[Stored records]
*****

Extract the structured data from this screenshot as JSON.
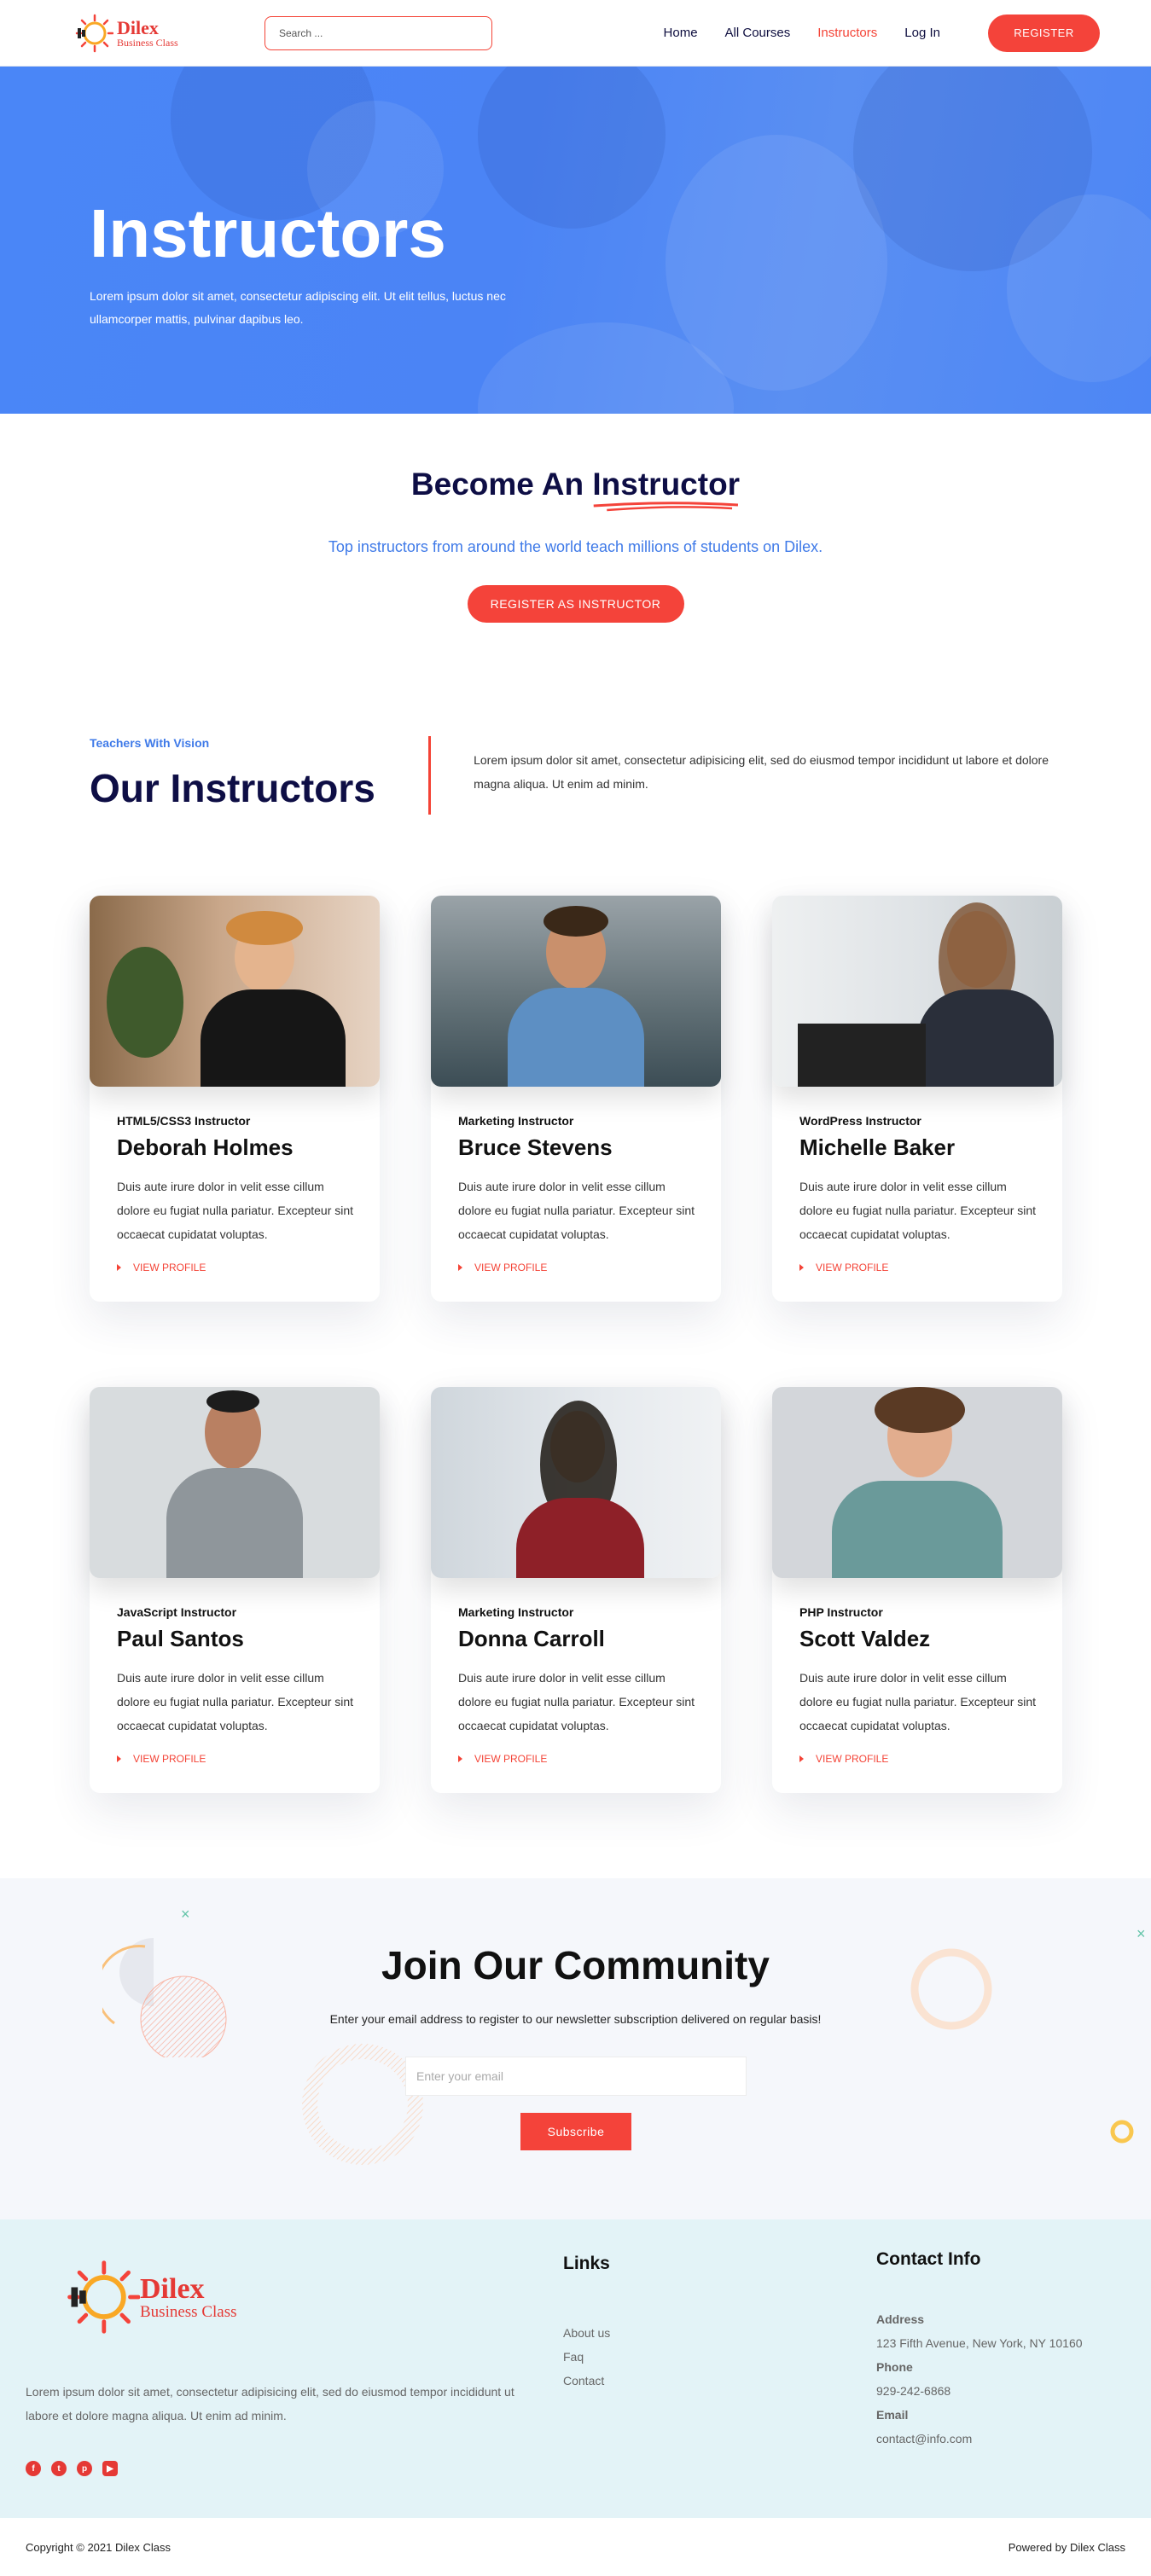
{
  "brand": {
    "name": "Dilex",
    "tagline": "Business Class",
    "accent": "#f4433a",
    "blue": "#4a86f7",
    "navy": "#0e0e45"
  },
  "header": {
    "search_placeholder": "Search ...",
    "nav": [
      {
        "label": "Home",
        "active": false
      },
      {
        "label": "All Courses",
        "active": false
      },
      {
        "label": "Instructors",
        "active": true
      },
      {
        "label": "Log In",
        "active": false
      }
    ],
    "register_label": "REGISTER"
  },
  "hero": {
    "title": "Instructors",
    "text": "Lorem ipsum dolor sit amet, consectetur adipiscing elit. Ut elit tellus, luctus nec ullamcorper mattis, pulvinar dapibus leo."
  },
  "become": {
    "title_prefix": "Become An",
    "title_highlight": "Instructor",
    "subtitle": "Top instructors from around the world teach millions of students on Dilex.",
    "button": "REGISTER AS INSTRUCTOR"
  },
  "our_instructors": {
    "eyebrow": "Teachers With Vision",
    "title": "Our Instructors",
    "text": "Lorem ipsum dolor sit amet, consectetur adipisicing elit, sed do eiusmod tempor incididunt ut labore et dolore magna aliqua. Ut enim ad minim."
  },
  "instructors": [
    {
      "role": "HTML5/CSS3 Instructor",
      "name": "Deborah Holmes",
      "text": "Duis aute irure dolor in velit esse cillum dolore eu fugiat nulla pariatur. Excepteur sint occaecat cupidatat voluptas.",
      "link": "VIEW PROFILE"
    },
    {
      "role": "Marketing Instructor",
      "name": "Bruce Stevens",
      "text": "Duis aute irure dolor in velit esse cillum dolore eu fugiat nulla pariatur. Excepteur sint occaecat cupidatat voluptas.",
      "link": "VIEW PROFILE"
    },
    {
      "role": "WordPress Instructor",
      "name": "Michelle Baker",
      "text": "Duis aute irure dolor in velit esse cillum dolore eu fugiat nulla pariatur. Excepteur sint occaecat cupidatat voluptas.",
      "link": "VIEW PROFILE"
    },
    {
      "role": "JavaScript Instructor",
      "name": "Paul Santos",
      "text": "Duis aute irure dolor in velit esse cillum dolore eu fugiat nulla pariatur. Excepteur sint occaecat cupidatat voluptas.",
      "link": "VIEW PROFILE"
    },
    {
      "role": "Marketing Instructor",
      "name": "Donna Carroll",
      "text": "Duis aute irure dolor in velit esse cillum dolore eu fugiat nulla pariatur. Excepteur sint occaecat cupidatat voluptas.",
      "link": "VIEW PROFILE"
    },
    {
      "role": "PHP Instructor",
      "name": "Scott Valdez",
      "text": "Duis aute irure dolor in velit esse cillum dolore eu fugiat nulla pariatur. Excepteur sint occaecat cupidatat voluptas.",
      "link": "VIEW PROFILE"
    }
  ],
  "community": {
    "title": "Join Our Community",
    "text": "Enter your email address to register to our newsletter subscription delivered on regular basis!",
    "email_placeholder": "Enter your email",
    "button": "Subscribe"
  },
  "footer": {
    "text": "Lorem ipsum dolor sit amet, consectetur adipisicing elit, sed do eiusmod tempor incididunt ut labore et dolore magna aliqua. Ut enim ad minim.",
    "social": [
      "facebook-icon",
      "twitter-icon",
      "pinterest-icon",
      "youtube-icon"
    ],
    "links_title": "Links",
    "links": [
      "About us",
      "Faq",
      "Contact"
    ],
    "contact_title": "Contact Info",
    "address_label": "Address",
    "address": "123 Fifth Avenue, New York, NY 10160",
    "phone_label": "Phone",
    "phone": "929-242-6868",
    "email_label": "Email",
    "email": "contact@info.com"
  },
  "copyright": {
    "left": "Copyright © 2021 Dilex Class",
    "right": "Powered by Dilex Class"
  }
}
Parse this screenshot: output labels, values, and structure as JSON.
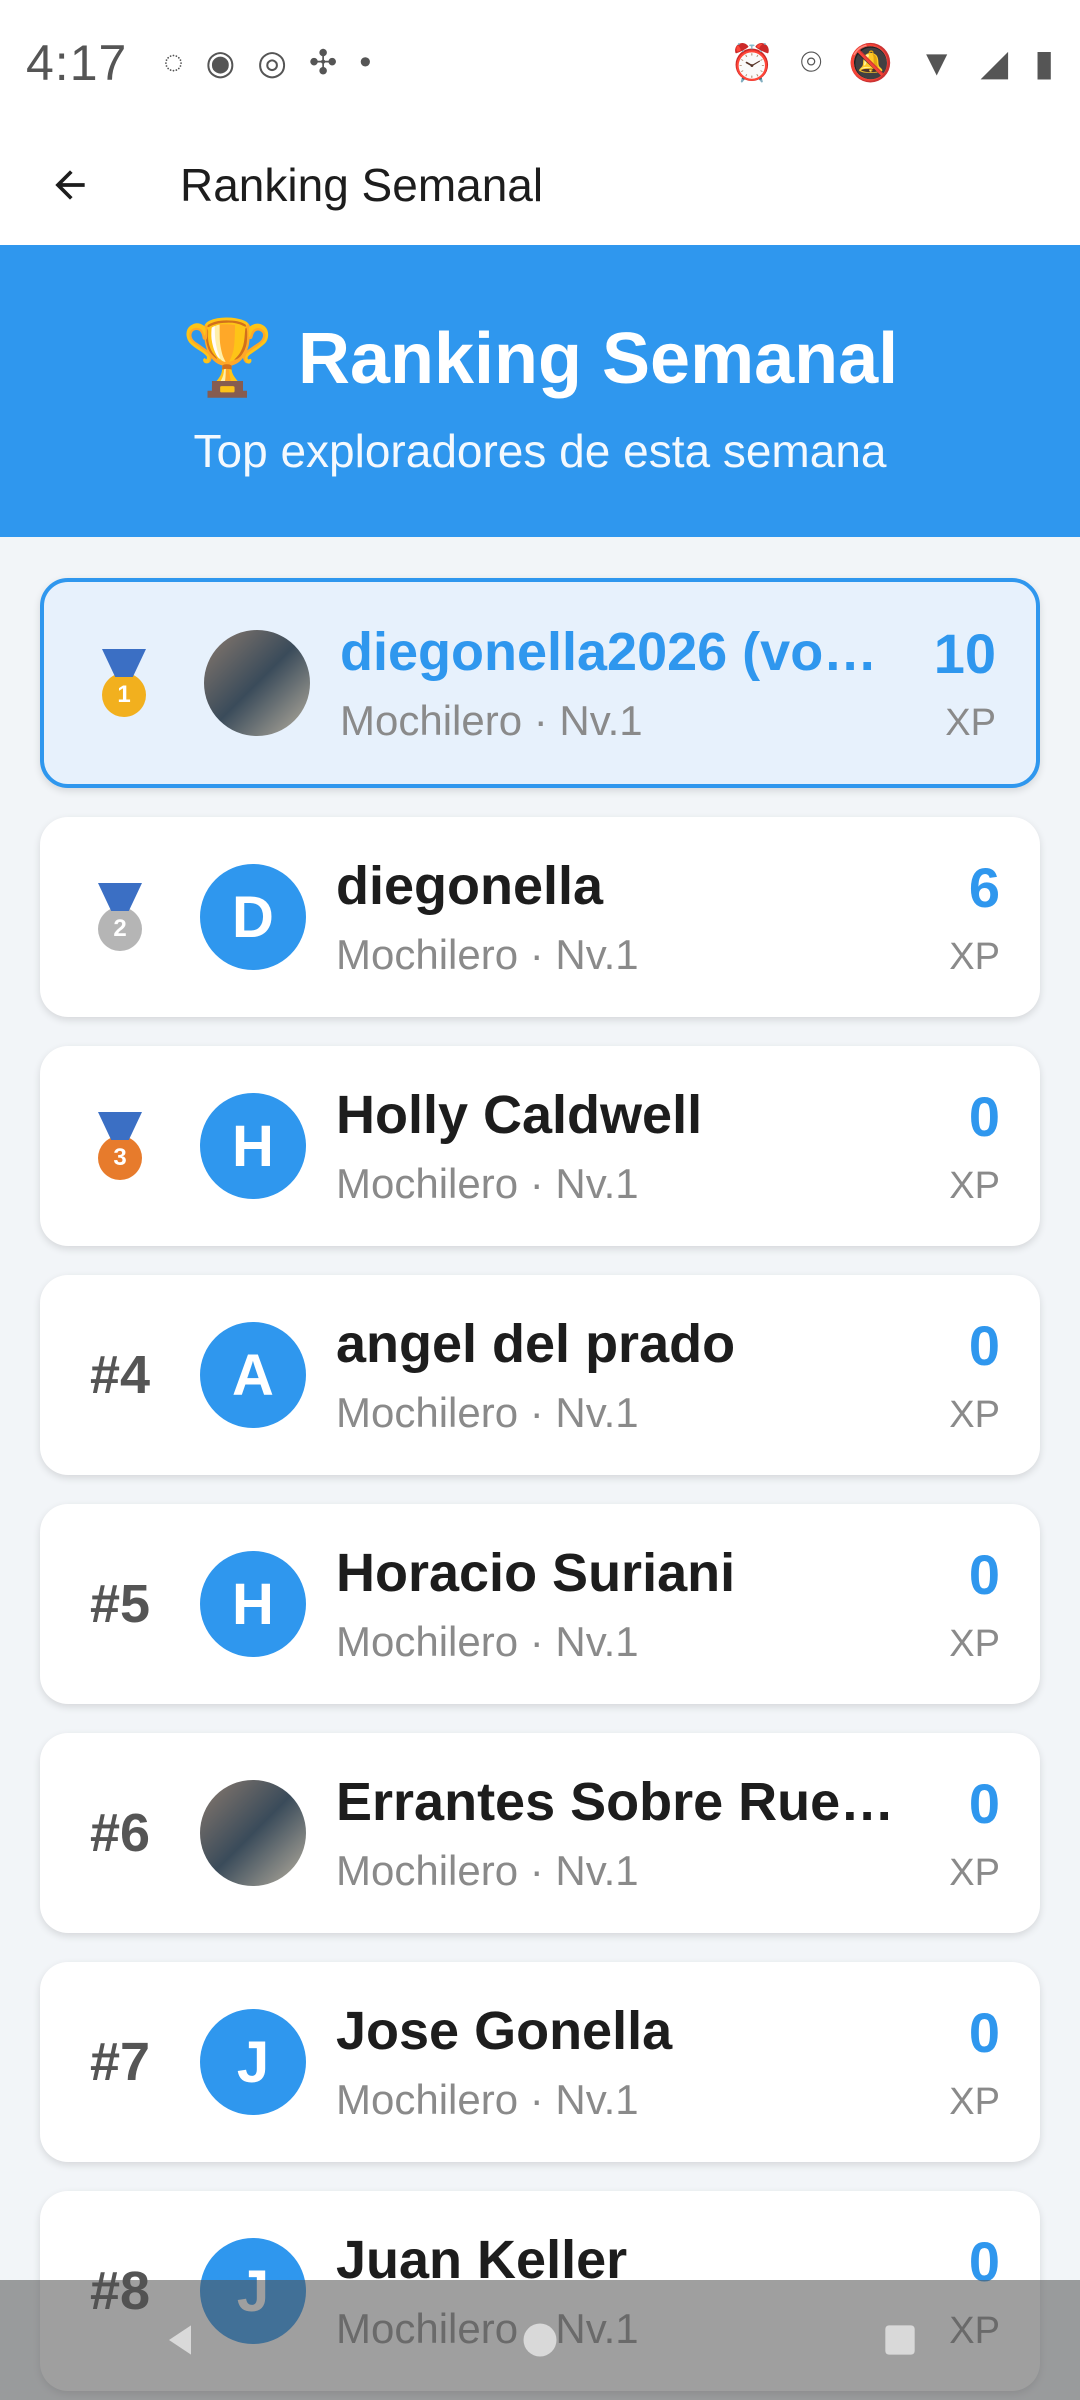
{
  "status": {
    "time": "4:17"
  },
  "appbar": {
    "title": "Ranking Semanal"
  },
  "hero": {
    "title": "Ranking Semanal",
    "subtitle": "Top exploradores de esta semana"
  },
  "rows": [
    {
      "rank": "",
      "medal": "gold",
      "avatar": "photo",
      "name": "diegonella2026 (vo…",
      "sub": "Mochilero · Nv.1",
      "xp": "10",
      "xp_label": "XP",
      "me": true
    },
    {
      "rank": "",
      "medal": "silver",
      "avatar": "D",
      "name": "diegonella",
      "sub": "Mochilero · Nv.1",
      "xp": "6",
      "xp_label": "XP"
    },
    {
      "rank": "",
      "medal": "bronze",
      "avatar": "H",
      "name": "Holly Caldwell",
      "sub": "Mochilero · Nv.1",
      "xp": "0",
      "xp_label": "XP"
    },
    {
      "rank": "#4",
      "avatar": "A",
      "name": "angel del prado",
      "sub": "Mochilero · Nv.1",
      "xp": "0",
      "xp_label": "XP"
    },
    {
      "rank": "#5",
      "avatar": "H",
      "name": "Horacio Suriani",
      "sub": "Mochilero · Nv.1",
      "xp": "0",
      "xp_label": "XP"
    },
    {
      "rank": "#6",
      "avatar": "photo",
      "name": "Errantes Sobre Rue…",
      "sub": "Mochilero · Nv.1",
      "xp": "0",
      "xp_label": "XP"
    },
    {
      "rank": "#7",
      "avatar": "J",
      "name": "Jose Gonella",
      "sub": "Mochilero · Nv.1",
      "xp": "0",
      "xp_label": "XP"
    },
    {
      "rank": "#8",
      "avatar": "J",
      "name": "Juan Keller",
      "sub": "Mochilero · Nv.1",
      "xp": "0",
      "xp_label": "XP"
    }
  ],
  "colors": {
    "primary": "#2f97ee",
    "background": "#f2f5f8"
  },
  "icons": {
    "back": "arrow-left-icon",
    "trophy": "trophy-icon"
  }
}
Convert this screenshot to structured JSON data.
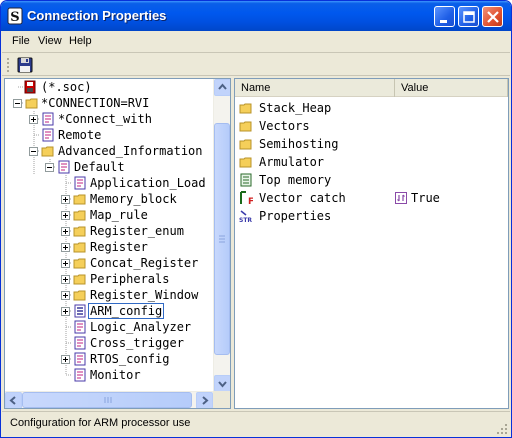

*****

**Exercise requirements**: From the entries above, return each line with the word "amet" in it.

**Response area**:
    "text": "Lorem ipsum dolor sit amet, consectetur adipiscing elit. Ut elit tellus, luctus nec ullamcorper mattis, pulvinar dapibus leo."
    "text": "Lorem ipsum dolor sit amet, consectetur adipisicing elit, sed do eiusmod tempor incididunt ut labore et dolore magna aliqua. Ut enim ad minim."
    "text": "Lorem ipsum dolor sit amet, consectetur adipisicing elit, sed do eiusmod tempor incididunt ut labore et dolore magna aliqua. Ut enim ad minim.",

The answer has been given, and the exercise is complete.